One of the questions you may ask yourself when deciding to buy a digital SLR for the first time is ‘Full Frame or cropped sensor?’ Even if it isn’t, it should be. The obvious next question is: what’s the difference? Well, it’s more complicated than you might think.

A full frame (‘FF’ hereafter) camera has a sensor that is the same size as a frame of 35mm film (36mm x 24mm); so-called ‘cropped sensor’ (‘CS’) cameras have smaller sensors, though there is no single standard, for example the sensor in a Canon EOS 550D measures 22.3mm x 14.9mm whereas in a Canon EOS 1D mk IV it’s 27.9mm x 18.6mm. Generally, FF cameras cost considerably more than CS models, however you might be able to pick up a second hand Canon EOS 5D or Nikon D700 for a reasonable price.

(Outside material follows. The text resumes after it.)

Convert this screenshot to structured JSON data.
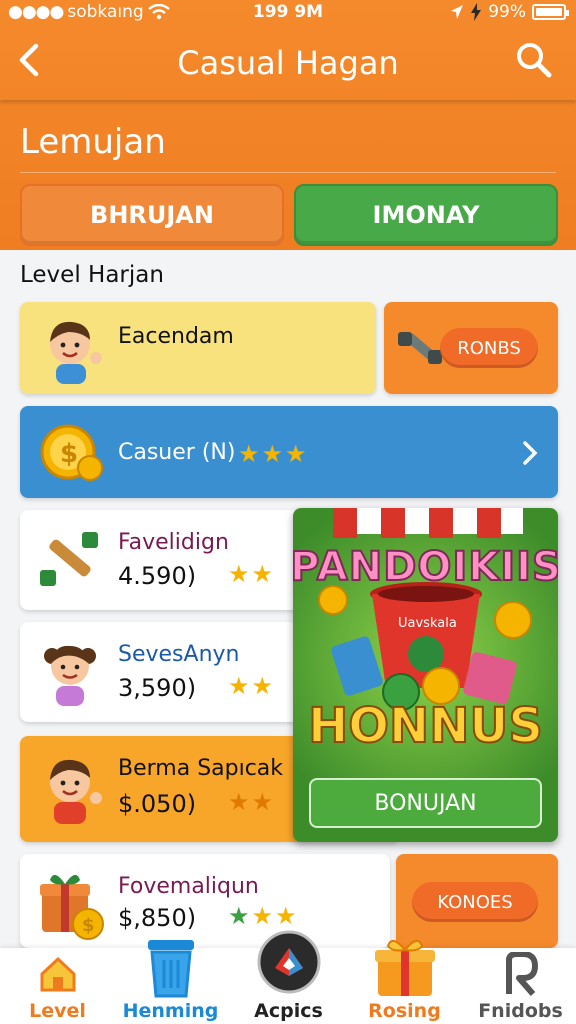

Many people talk about the ‘magnifying effect’ of a CS body. I find this term misleading; any magnification is done by the lens, and a 50mm lens is a 50mm lens on any camera. The image projected onto the sensor plane is identical, but the smaller sensor means only a part of the image is captured compared to a FF camera. To physically print the image would require more magnification but this is applied after the photograph is taken, and so is not technically a function of the sensor.

This also means that to get the equivalent field of view in a CS camera to a 50mm lens on a FF model, you would need to user a wider lens, eg 35mm, though the exact focal length would depend on the physical dimensions of the sensor. Using a lens with a shorter focal length means you get more depth of field, so this is one of the first things you need to think about when choosing sensor size; does your style of photography require narrower or wider DoF? Below 35mm though, it must be said, DoF is generally so wide that it makes little difference.

Cropping the image also means it is easier to fill the frame with a subject, especially useful in wildlife photography where small animals are shot using telephoto lenses of 300mm or more. This is where it is beneficial to use a smaller sensor; while it is also possible to crop a FF photo in post processing to achieve the same effect, you end up wasting pixels and losing detail as the resulting resolution is so much lower.

Using a full frame sensor it can be harder to fill the picture with your subject
Using a cropped frame sensor, your subject fills the picture more often (note: this is a crop of the photo above, and was not taken with a CS camera)

Of course the converse applies to wide angle lenses. Much of the drama of a good landscape comes from using lenses of 20mm or less, and when the extremes of a photograph are cropped out, this added drama can be lost. Unlike with telephoto lenses however, you cannot reverse the effect in PP.

With a full frame sensor, the full effect of using a wide angle lens is attained.
Using a cropped sensor, the dramatic extremes are lost (note: again this is a crop of the above photo and was not taken with a CS camera)

The one final consideration is image quality. Generally, except for the most expensive lenses, this deteriorates towards the edge of the picture, so by using a cropped frame sensor you are eliminating the less well defined areas of your image meaning you don’t necessarily need to spend as much on good quality glass. On the other hand (though this is less true with the latest developments in sensor technology), the high ISO performance of CS cameras is not as strong as that in FF cameras. This is because the pixels are more densely packed in a CS camera, and so are smaller and more sensitive to non-optical factors, such as electronic interference caused by the camera’s own circuits.

It is not my intention to say what is right or wrong, as I don’t believe there is such a distinction. But if you are fully aware of the consequences of your choice of sensor size, hopefully it makes it easier for you to make the decision that works for you.